On the other hand, in the Singapore property market, it is unlikely that we will see prices crash drastically, especially now that we have seen how the Singapore Government handled the situation during our worst-ever recession.
In addition, the high leverage made possible by 25% downpayment scheme, along with high market stability, makes it a perennial favourite of many people in and outside of Singapore.
After all, how many people will have the guts to invest hundreds of thousands of dollars towards the stock market for a mid-term outlook?
At the same time, will more choose to park their a large chunk of their savings in a local residential property or the stock market?
As such, this might have explained how our real estate market is still seeing an influx of New Launch buyers during recent times, as successful stock market investors are possibly looking to park their tremendous stock gains in properties as a safe heaven, amidst concerns of an overly -inflated “tech-stocks bubble”.
In this Covid-19 crisis, we have seen the effects of:
- Cooling Measures
- Government Relief
- Developers’ Sensitive Pricing
- Low Interest Rates
- Well-Funded Investors
With all these factors stabilizing the market even during an economic crisis that effectively shut down many of our industries for a few months, it is hard to imagine something worse that can happen to actually trigger an even greater collapse in property prices.
Shrewd investors would be able recognize opportunities in times of crisis and act with logical thinking, instead of just following the crowd sentiment.
After all, the most well-known investor in the world always preaches…
However, this does not mean any property in the market is suitable to park your hard-earned money in.
The Singapore real estate market is not the same as it was previously before all the major cooling measures kicked in.
There are many properties out there, new or old, but not all are suitable for your actual needs in the long run.

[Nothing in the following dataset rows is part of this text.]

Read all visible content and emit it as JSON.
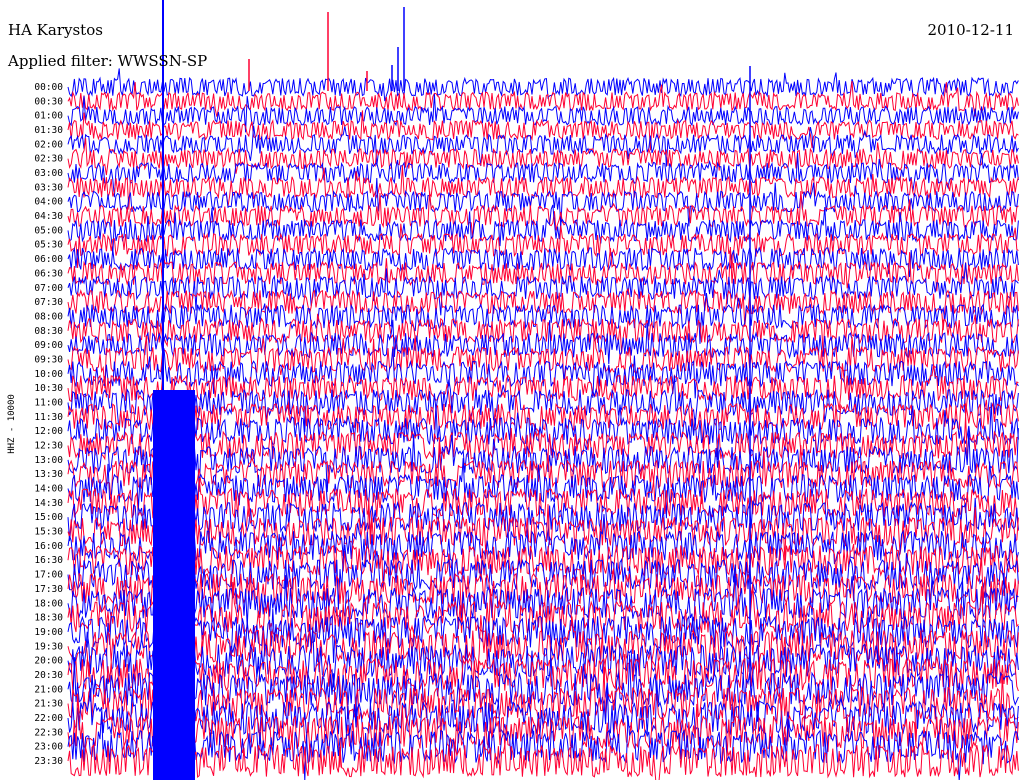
{
  "header": {
    "station": "HA Karystos",
    "filter": "Applied filter: WWSSN-SP",
    "date": "2010-12-11",
    "channel_label": "HHZ - 10000"
  },
  "colors": {
    "trace_a": "#0000ff",
    "trace_b": "#ff0033",
    "background": "#ffffff"
  },
  "chart_data": {
    "type": "line",
    "title": "HA Karystos",
    "subtitle": "Applied filter: WWSSN-SP",
    "ylabel": "HHZ - 10000",
    "row_labels": [
      "00:00",
      "00:30",
      "01:00",
      "01:30",
      "02:00",
      "02:30",
      "03:00",
      "03:30",
      "04:00",
      "04:30",
      "05:00",
      "05:30",
      "06:00",
      "06:30",
      "07:00",
      "07:30",
      "08:00",
      "08:30",
      "09:00",
      "09:30",
      "10:00",
      "10:30",
      "11:00",
      "11:30",
      "12:00",
      "12:30",
      "13:00",
      "13:30",
      "14:00",
      "14:30",
      "15:00",
      "15:30",
      "16:00",
      "16:30",
      "17:00",
      "17:30",
      "18:00",
      "18:30",
      "19:00",
      "19:30",
      "20:00",
      "20:30",
      "21:00",
      "21:30",
      "22:00",
      "22:30",
      "23:00",
      "23:30"
    ],
    "trace_colors": [
      "blue",
      "red"
    ],
    "events": [
      {
        "row": "00:00",
        "description": "tall narrow spikes near start of trace"
      },
      {
        "row": "00:00",
        "description": "local event burst about 40% across trace"
      },
      {
        "row": "10:30",
        "description": "saturated trace region near left edge continuing to end of day"
      }
    ]
  }
}
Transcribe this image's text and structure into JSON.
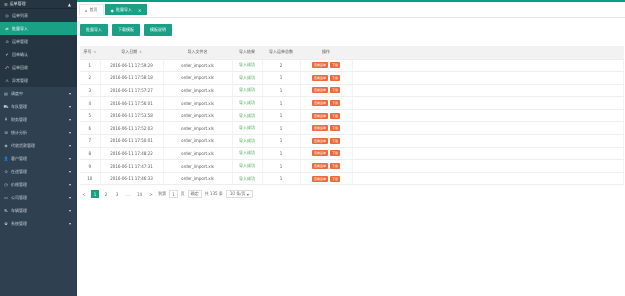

Before acting on the information provided in this article, it is always best to engage and seek the opinion of a trusted and well-researched professional, as well as performing your own fair share of due diligence!